## TO DO
Each entry needs to be reproduced exactly as it is.

## GIVEN RECORDS
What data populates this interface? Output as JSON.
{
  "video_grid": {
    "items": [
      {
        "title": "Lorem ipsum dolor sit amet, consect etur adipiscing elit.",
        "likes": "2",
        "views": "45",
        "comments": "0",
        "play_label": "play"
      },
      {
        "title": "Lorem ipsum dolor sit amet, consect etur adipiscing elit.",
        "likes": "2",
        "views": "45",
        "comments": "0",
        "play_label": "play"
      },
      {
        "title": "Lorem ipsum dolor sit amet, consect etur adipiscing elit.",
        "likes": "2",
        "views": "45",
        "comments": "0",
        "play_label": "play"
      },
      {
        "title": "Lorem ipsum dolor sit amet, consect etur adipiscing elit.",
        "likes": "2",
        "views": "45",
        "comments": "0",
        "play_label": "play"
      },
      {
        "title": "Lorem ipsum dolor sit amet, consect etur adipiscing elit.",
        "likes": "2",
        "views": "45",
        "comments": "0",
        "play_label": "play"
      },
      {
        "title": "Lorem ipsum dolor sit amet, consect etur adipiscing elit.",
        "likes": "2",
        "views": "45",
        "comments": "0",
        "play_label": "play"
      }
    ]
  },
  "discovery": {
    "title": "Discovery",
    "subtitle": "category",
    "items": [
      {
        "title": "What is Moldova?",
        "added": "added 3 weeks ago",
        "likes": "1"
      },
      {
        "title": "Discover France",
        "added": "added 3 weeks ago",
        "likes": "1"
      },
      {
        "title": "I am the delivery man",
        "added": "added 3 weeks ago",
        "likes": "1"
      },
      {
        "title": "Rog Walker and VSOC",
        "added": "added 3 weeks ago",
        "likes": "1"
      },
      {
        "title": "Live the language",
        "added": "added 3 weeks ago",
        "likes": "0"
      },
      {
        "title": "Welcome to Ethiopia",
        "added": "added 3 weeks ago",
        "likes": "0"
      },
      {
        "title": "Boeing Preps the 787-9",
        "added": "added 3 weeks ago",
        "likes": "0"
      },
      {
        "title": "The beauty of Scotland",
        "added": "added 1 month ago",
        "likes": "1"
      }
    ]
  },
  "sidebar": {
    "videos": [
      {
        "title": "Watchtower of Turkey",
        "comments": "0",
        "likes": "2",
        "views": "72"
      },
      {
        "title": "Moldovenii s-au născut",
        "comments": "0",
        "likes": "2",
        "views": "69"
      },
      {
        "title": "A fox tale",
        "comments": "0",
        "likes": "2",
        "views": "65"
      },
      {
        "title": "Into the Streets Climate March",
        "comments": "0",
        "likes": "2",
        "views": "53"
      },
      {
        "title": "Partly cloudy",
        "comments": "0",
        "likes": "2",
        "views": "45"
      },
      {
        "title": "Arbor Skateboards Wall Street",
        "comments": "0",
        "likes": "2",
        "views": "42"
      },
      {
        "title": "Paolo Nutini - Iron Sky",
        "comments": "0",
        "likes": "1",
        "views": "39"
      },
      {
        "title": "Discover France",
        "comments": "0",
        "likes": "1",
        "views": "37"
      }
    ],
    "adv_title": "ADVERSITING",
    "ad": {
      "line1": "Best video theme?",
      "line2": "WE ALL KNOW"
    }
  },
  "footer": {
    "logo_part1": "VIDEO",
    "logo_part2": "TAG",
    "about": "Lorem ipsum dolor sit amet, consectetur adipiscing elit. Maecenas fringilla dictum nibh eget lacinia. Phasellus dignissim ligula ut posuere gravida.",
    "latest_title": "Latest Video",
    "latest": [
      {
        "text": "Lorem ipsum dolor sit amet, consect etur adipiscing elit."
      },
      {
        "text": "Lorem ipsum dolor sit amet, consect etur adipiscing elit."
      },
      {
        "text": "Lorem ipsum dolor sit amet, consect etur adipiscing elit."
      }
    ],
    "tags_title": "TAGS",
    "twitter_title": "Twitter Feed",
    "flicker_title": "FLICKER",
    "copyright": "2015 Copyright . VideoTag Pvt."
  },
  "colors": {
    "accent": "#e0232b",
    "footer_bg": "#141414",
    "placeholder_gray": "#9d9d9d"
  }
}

## OUTPUT OF THE EXERCISE
What data populates this interface? Output as JSON.
{
  "video_grid": {
    "items": [
      {
        "title": "Lorem ipsum dolor sit amet, consect etur adipiscing elit.",
        "likes": "2",
        "views": "45",
        "comments": "0",
        "play_label": "play"
      },
      {
        "title": "Lorem ipsum dolor sit amet, consect etur adipiscing elit.",
        "likes": "2",
        "views": "45",
        "comments": "0",
        "play_label": "play"
      },
      {
        "title": "Lorem ipsum dolor sit amet, consect etur adipiscing elit.",
        "likes": "2",
        "views": "45",
        "comments": "0",
        "play_label": "play"
      },
      {
        "title": "Lorem ipsum dolor sit amet, consect etur adipiscing elit.",
        "likes": "2",
        "views": "45",
        "comments": "0",
        "play_label": "play"
      },
      {
        "title": "Lorem ipsum dolor sit amet, consect etur adipiscing elit.",
        "likes": "2",
        "views": "45",
        "comments": "0",
        "play_label": "play"
      },
      {
        "title": "Lorem ipsum dolor sit amet, consect etur adipiscing elit.",
        "likes": "2",
        "views": "45",
        "comments": "0",
        "play_label": "play"
      }
    ]
  },
  "discovery": {
    "title": "Discovery",
    "subtitle": "category",
    "items": [
      {
        "title": "What is Moldova?",
        "added": "added 3 weeks ago",
        "likes": "1"
      },
      {
        "title": "Discover France",
        "added": "added 3 weeks ago",
        "likes": "1"
      },
      {
        "title": "I am the delivery man",
        "added": "added 3 weeks ago",
        "likes": "1"
      },
      {
        "title": "Rog Walker and VSOC",
        "added": "added 3 weeks ago",
        "likes": "1"
      },
      {
        "title": "Live the language",
        "added": "added 3 weeks ago",
        "likes": "0"
      },
      {
        "title": "Welcome to Ethiopia",
        "added": "added 3 weeks ago",
        "likes": "0"
      },
      {
        "title": "Boeing Preps the 787-9",
        "added": "added 3 weeks ago",
        "likes": "0"
      },
      {
        "title": "The beauty of Scotland",
        "added": "added 1 month ago",
        "likes": "1"
      }
    ]
  },
  "sidebar": {
    "videos": [
      {
        "title": "Watchtower of Turkey",
        "comments": "0",
        "likes": "2",
        "views": "72"
      },
      {
        "title": "Moldovenii s-au născut",
        "comments": "0",
        "likes": "2",
        "views": "69"
      },
      {
        "title": "A fox tale",
        "comments": "0",
        "likes": "2",
        "views": "65"
      },
      {
        "title": "Into the Streets Climate March",
        "comments": "0",
        "likes": "2",
        "views": "53"
      },
      {
        "title": "Partly cloudy",
        "comments": "0",
        "likes": "2",
        "views": "45"
      },
      {
        "title": "Arbor Skateboards Wall Street",
        "comments": "0",
        "likes": "2",
        "views": "42"
      },
      {
        "title": "Paolo Nutini - Iron Sky",
        "comments": "0",
        "likes": "1",
        "views": "39"
      },
      {
        "title": "Discover France",
        "comments": "0",
        "likes": "1",
        "views": "37"
      }
    ],
    "adv_title": "ADVERSITING",
    "ad": {
      "line1": "Best video theme?",
      "line2": "WE ALL KNOW"
    }
  },
  "footer": {
    "logo_part1": "VIDEO",
    "logo_part2": "TAG",
    "about": "Lorem ipsum dolor sit amet, consectetur adipiscing elit. Maecenas fringilla dictum nibh eget lacinia. Phasellus dignissim ligula ut posuere gravida.",
    "latest_title": "Latest Video",
    "latest": [
      {
        "text": "Lorem ipsum dolor sit amet, consect etur adipiscing elit."
      },
      {
        "text": "Lorem ipsum dolor sit amet, consect etur adipiscing elit."
      },
      {
        "text": "Lorem ipsum dolor sit amet, consect etur adipiscing elit."
      }
    ],
    "tags_title": "TAGS",
    "twitter_title": "Twitter Feed",
    "flicker_title": "FLICKER",
    "copyright": "2015 Copyright . VideoTag Pvt."
  },
  "colors": {
    "accent": "#e0232b",
    "footer_bg": "#141414",
    "placeholder_gray": "#9d9d9d"
  }
}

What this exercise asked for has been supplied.